▶ Directions for this task:
Look through the data below, and copy each line that carries the word "Class".

┌─ Records supplied

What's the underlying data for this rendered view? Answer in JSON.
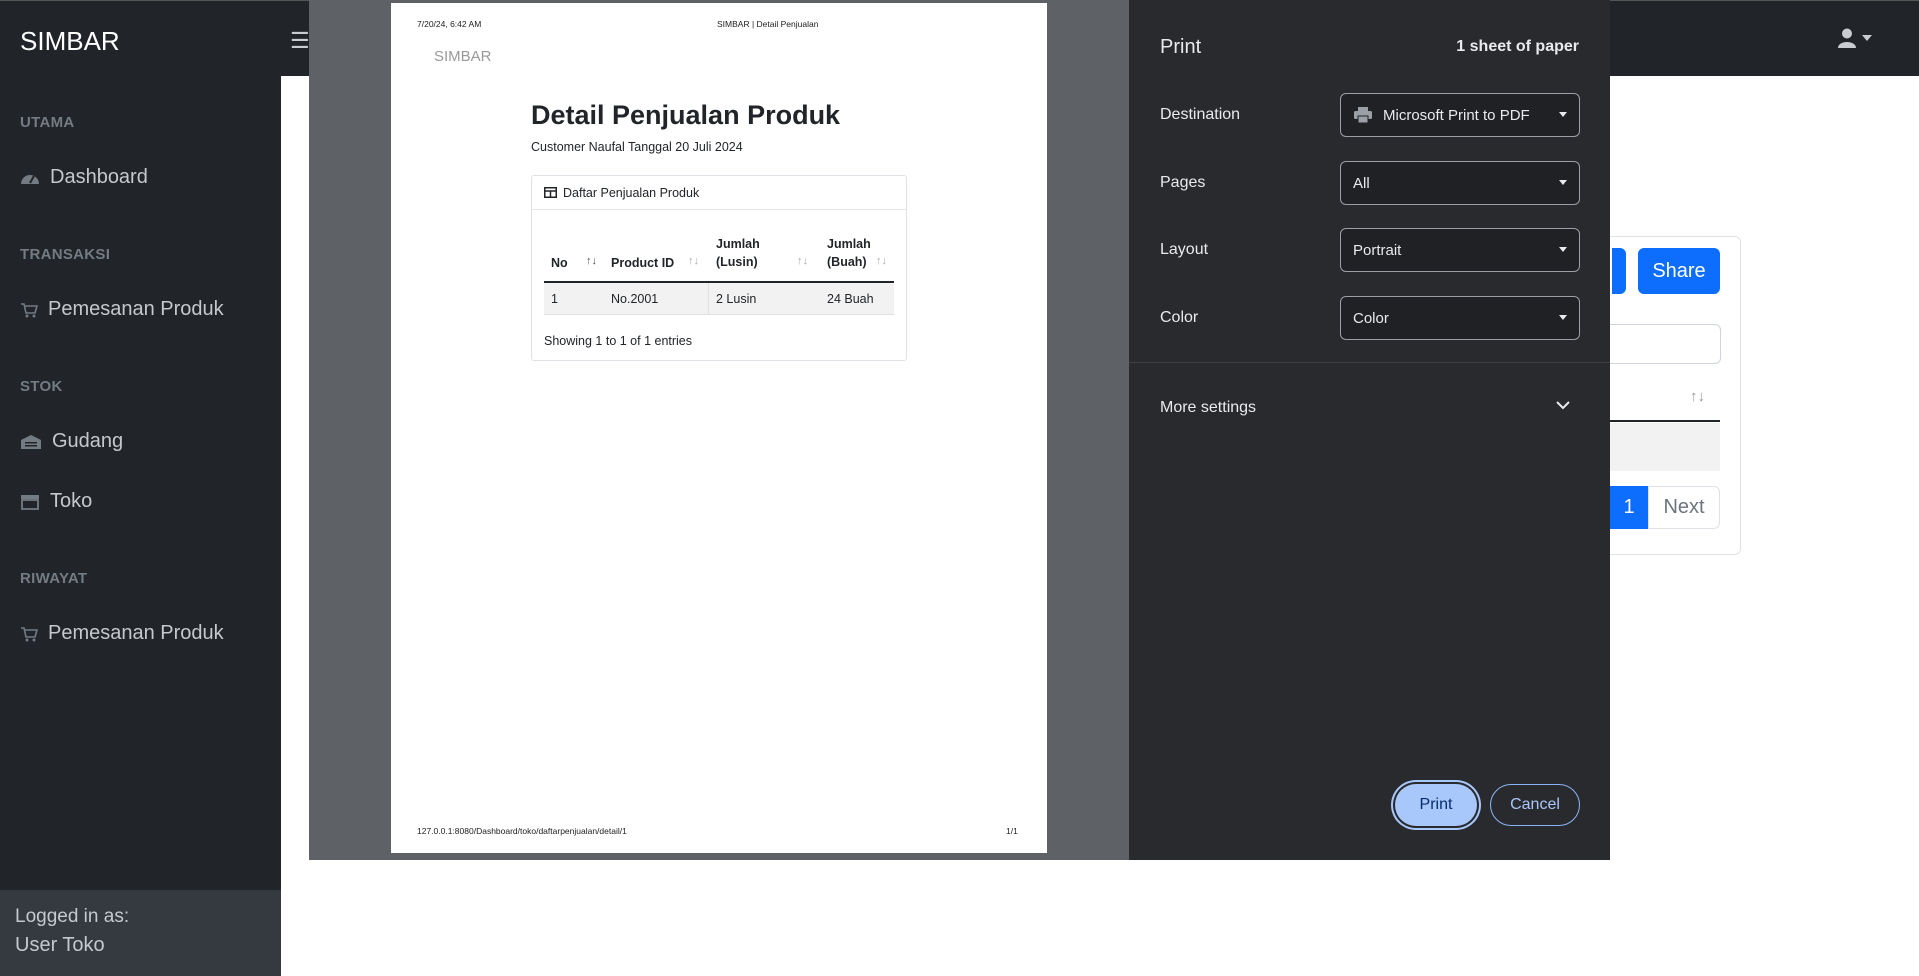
{
  "app": {
    "brand": "SIMBAR",
    "sidebar": {
      "sections": [
        {
          "title": "UTAMA",
          "items": [
            {
              "label": "Dashboard",
              "icon": "gauge-icon"
            }
          ]
        },
        {
          "title": "TRANSAKSI",
          "items": [
            {
              "label": "Pemesanan Produk",
              "icon": "cart-icon"
            }
          ]
        },
        {
          "title": "STOK",
          "items": [
            {
              "label": "Gudang",
              "icon": "warehouse-icon"
            },
            {
              "label": "Toko",
              "icon": "store-icon"
            }
          ]
        },
        {
          "title": "RIWAYAT",
          "items": [
            {
              "label": "Pemesanan Produk",
              "icon": "cart-icon"
            }
          ]
        }
      ],
      "footer": {
        "logged_in_label": "Logged in as:",
        "user": "User Toko"
      }
    },
    "background_page": {
      "share_button": "Share",
      "pagination": {
        "current": "1",
        "next": "Next"
      }
    }
  },
  "print_dialog": {
    "title": "Print",
    "sheets": "1 sheet of paper",
    "destination": {
      "label": "Destination",
      "value": "Microsoft Print to PDF"
    },
    "pages": {
      "label": "Pages",
      "value": "All"
    },
    "layout": {
      "label": "Layout",
      "value": "Portrait"
    },
    "color": {
      "label": "Color",
      "value": "Color"
    },
    "more_settings": "More settings",
    "print_button": "Print",
    "cancel_button": "Cancel"
  },
  "preview": {
    "header_datetime": "7/20/24, 6:42 AM",
    "header_title": "SIMBAR | Detail Penjualan",
    "logo": "SIMBAR",
    "title": "Detail Penjualan Produk",
    "subtitle": "Customer Naufal Tanggal 20 Juli 2024",
    "card_title": "Daftar Penjualan Produk",
    "columns": [
      "No",
      "Product ID",
      "Jumlah (Lusin)",
      "Jumlah (Buah)"
    ],
    "rows": [
      [
        "1",
        "No.2001",
        "2 Lusin",
        "24 Buah"
      ]
    ],
    "info": "Showing 1 to 1 of 1 entries",
    "footer_url": "127.0.0.1:8080/Dashboard/toko/daftarpenjualan/detail/1",
    "footer_page": "1/1"
  },
  "colors": {
    "sidebar": "#212529",
    "dialog": "#292a2d",
    "accent": "#0d6efd",
    "print_button": "#a8c7fa"
  }
}
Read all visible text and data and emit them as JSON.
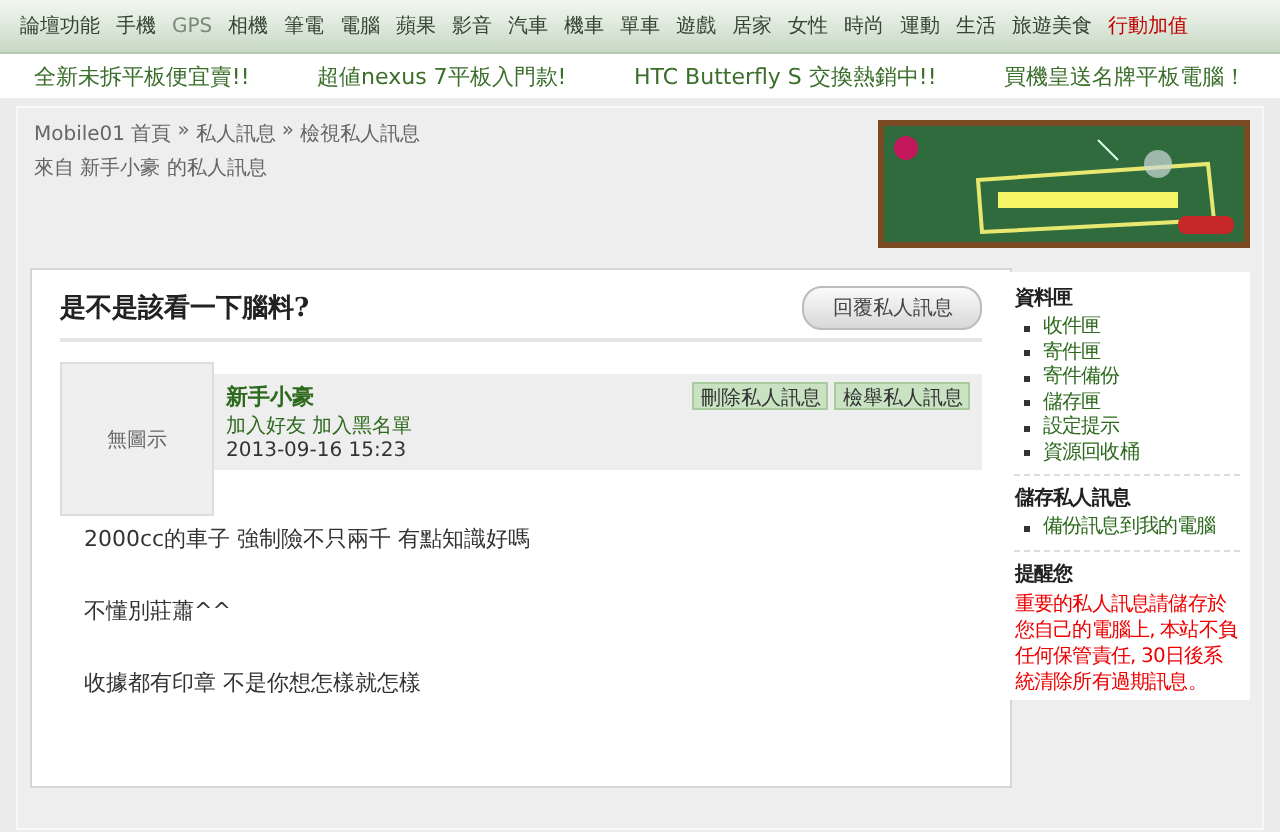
{
  "nav": {
    "items": [
      {
        "label": "論壇功能",
        "kind": "normal"
      },
      {
        "label": "手機",
        "kind": "normal"
      },
      {
        "label": "GPS",
        "kind": "muted"
      },
      {
        "label": "相機",
        "kind": "normal"
      },
      {
        "label": "筆電",
        "kind": "normal"
      },
      {
        "label": "電腦",
        "kind": "normal"
      },
      {
        "label": "蘋果",
        "kind": "normal"
      },
      {
        "label": "影音",
        "kind": "normal"
      },
      {
        "label": "汽車",
        "kind": "normal"
      },
      {
        "label": "機車",
        "kind": "normal"
      },
      {
        "label": "單車",
        "kind": "normal"
      },
      {
        "label": "遊戲",
        "kind": "normal"
      },
      {
        "label": "居家",
        "kind": "normal"
      },
      {
        "label": "女性",
        "kind": "normal"
      },
      {
        "label": "時尚",
        "kind": "normal"
      },
      {
        "label": "運動",
        "kind": "normal"
      },
      {
        "label": "生活",
        "kind": "normal"
      },
      {
        "label": "旅遊美食",
        "kind": "normal"
      },
      {
        "label": "行動加值",
        "kind": "highlight"
      }
    ]
  },
  "promos": [
    "全新未拆平板便宜賣!!",
    "超値nexus 7平板入門款!",
    "HTC Butterfly S 交換熱銷中!!",
    "買機皇送名牌平板電腦！"
  ],
  "breadcrumb": [
    "Mobile01 首頁",
    "私人訊息",
    "檢視私人訊息"
  ],
  "breadcrumb_separator": "»",
  "subtitle": "來自 新手小豪 的私人訊息",
  "message": {
    "title": "是不是該看一下腦料?",
    "reply_button": "回覆私人訊息",
    "avatar_text": "無圖示",
    "sender": "新手小豪",
    "links": [
      "加入好友",
      "加入黑名單"
    ],
    "date": "2013-09-16 15:23",
    "actions": [
      "刪除私人訊息",
      "檢舉私人訊息"
    ],
    "body": [
      "2000cc的車子 強制險不只兩千 有點知識好嗎",
      "不懂別莊蕭^^",
      "收據都有印章 不是你想怎樣就怎樣"
    ]
  },
  "sidebar": {
    "sections": [
      {
        "title": "資料匣",
        "items": [
          "收件匣",
          "寄件匣",
          "寄件備份",
          "儲存匣",
          "設定提示",
          "資源回收桶"
        ]
      },
      {
        "title": "儲存私人訊息",
        "items": [
          "備份訊息到我的電腦"
        ]
      },
      {
        "title": "提醒您",
        "note": "重要的私人訊息請儲存於您自己的電腦上, 本站不負任何保管責任, 30日後系統清除所有過期訊息。"
      }
    ]
  }
}
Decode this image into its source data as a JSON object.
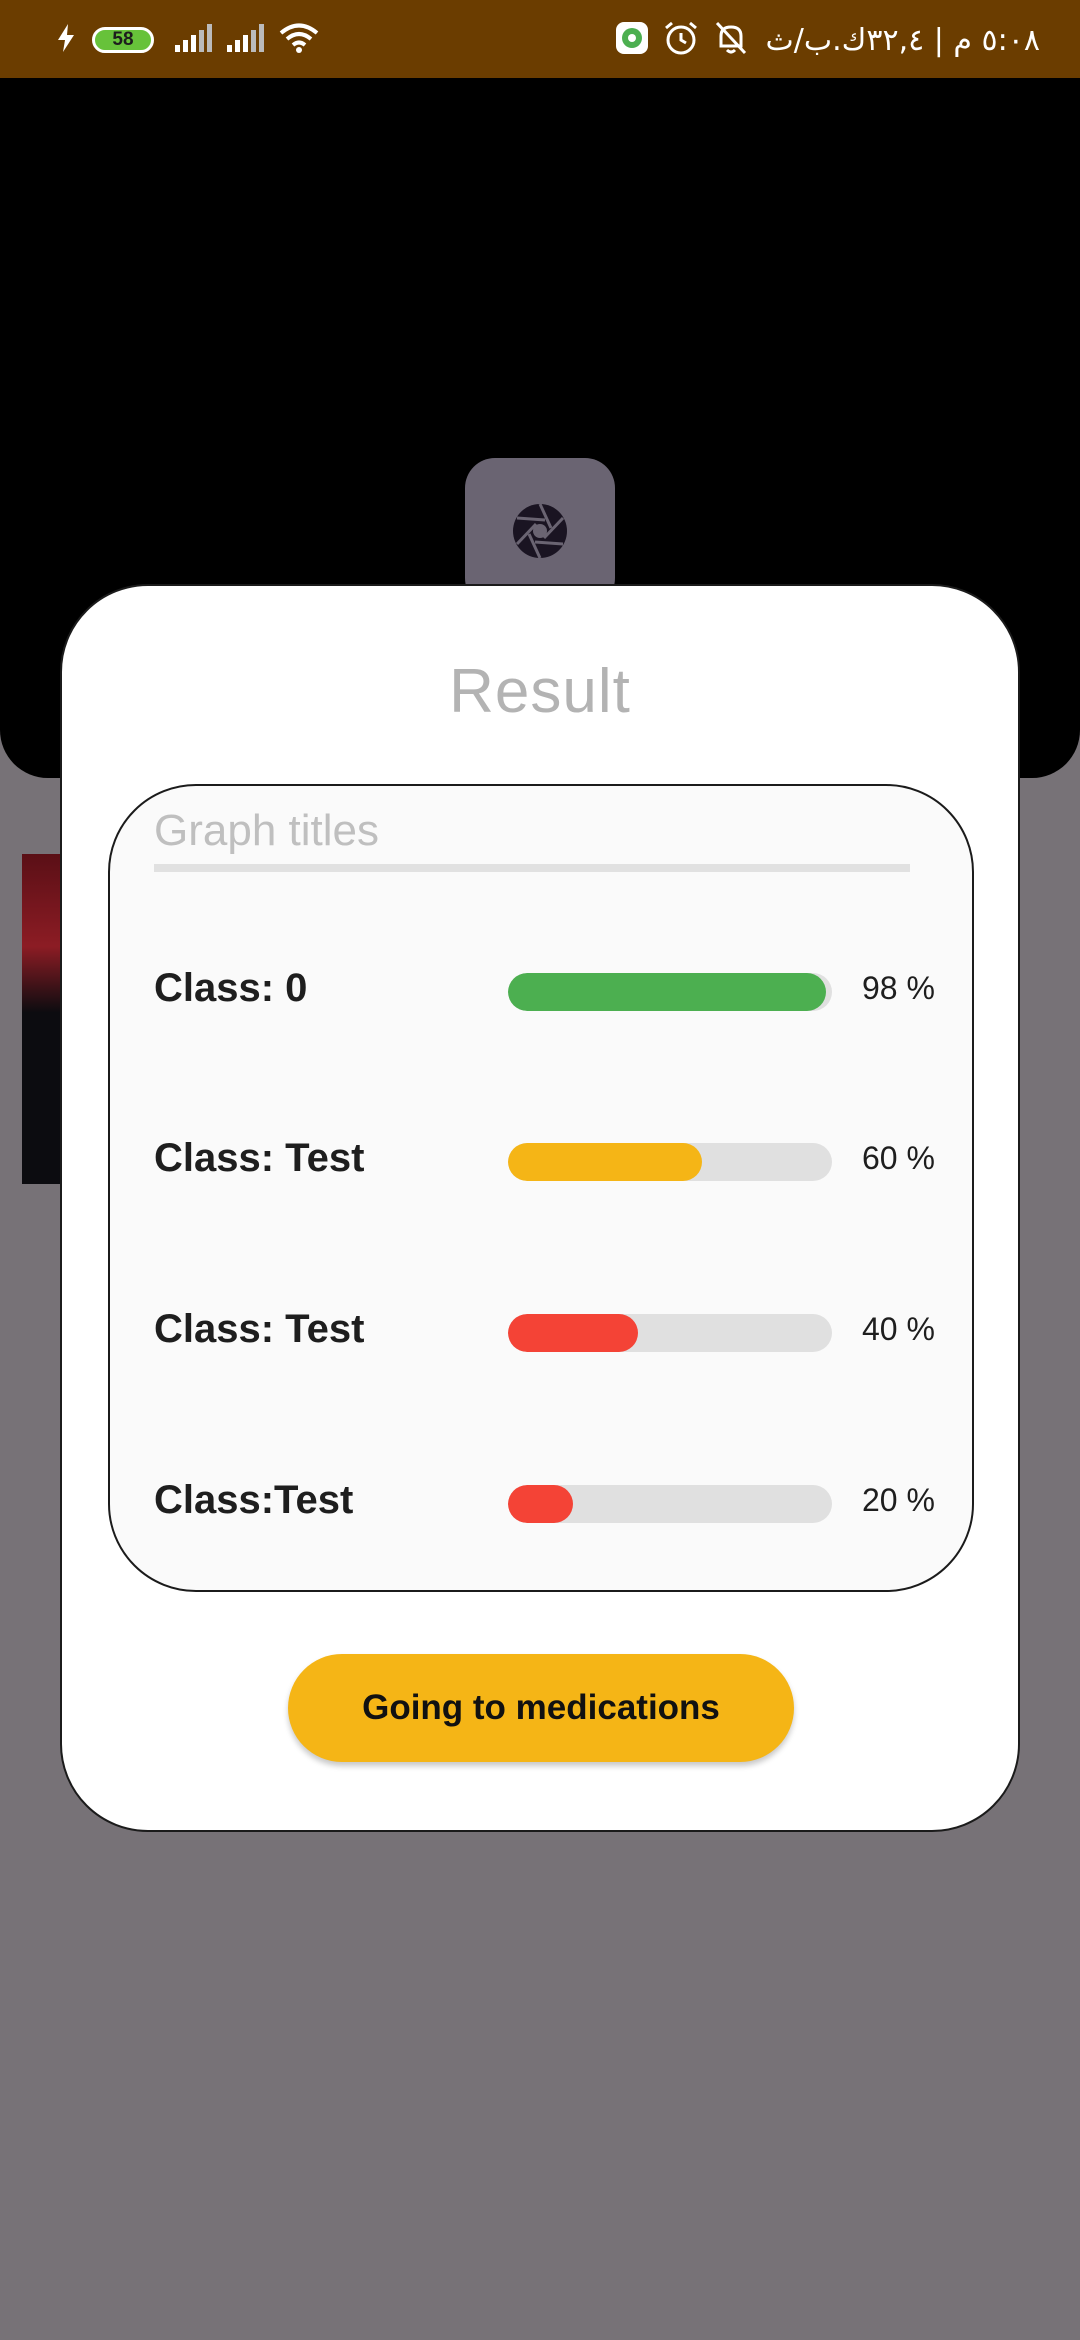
{
  "status_bar": {
    "battery_level": "58",
    "time_text": "٥:٠٨ م | ٣٢,٤ك.ب/ث",
    "icons": [
      "charging-icon",
      "battery-icon",
      "signal-1-icon",
      "signal-2-icon",
      "wifi-icon",
      "app-settings-icon",
      "alarm-icon",
      "mute-icon"
    ]
  },
  "camera": {
    "shutter_icon": "aperture-icon"
  },
  "dialog": {
    "title": "Result",
    "graph": {
      "title": "Graph titles",
      "items": [
        {
          "label": "Class: 0",
          "percent_text": "98 %",
          "value": 98,
          "color": "#4caf50"
        },
        {
          "label": "Class: Test",
          "percent_text": "60 %",
          "value": 60,
          "color": "#f5b516"
        },
        {
          "label": "Class: Test",
          "percent_text": "40 %",
          "value": 40,
          "color": "#f44336"
        },
        {
          "label": "Class:Test",
          "percent_text": "20 %",
          "value": 20,
          "color": "#f44336"
        }
      ]
    },
    "action_button_label": "Going to medications"
  },
  "colors": {
    "status_bar": "#6b3d00",
    "accent": "#f5b516",
    "overlay": "#777277"
  }
}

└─

▶ Answer space:
          "label": "Class: 0",
          "label": "Class: Test",
          "label": "Class: Test",
          "label": "Class:Test",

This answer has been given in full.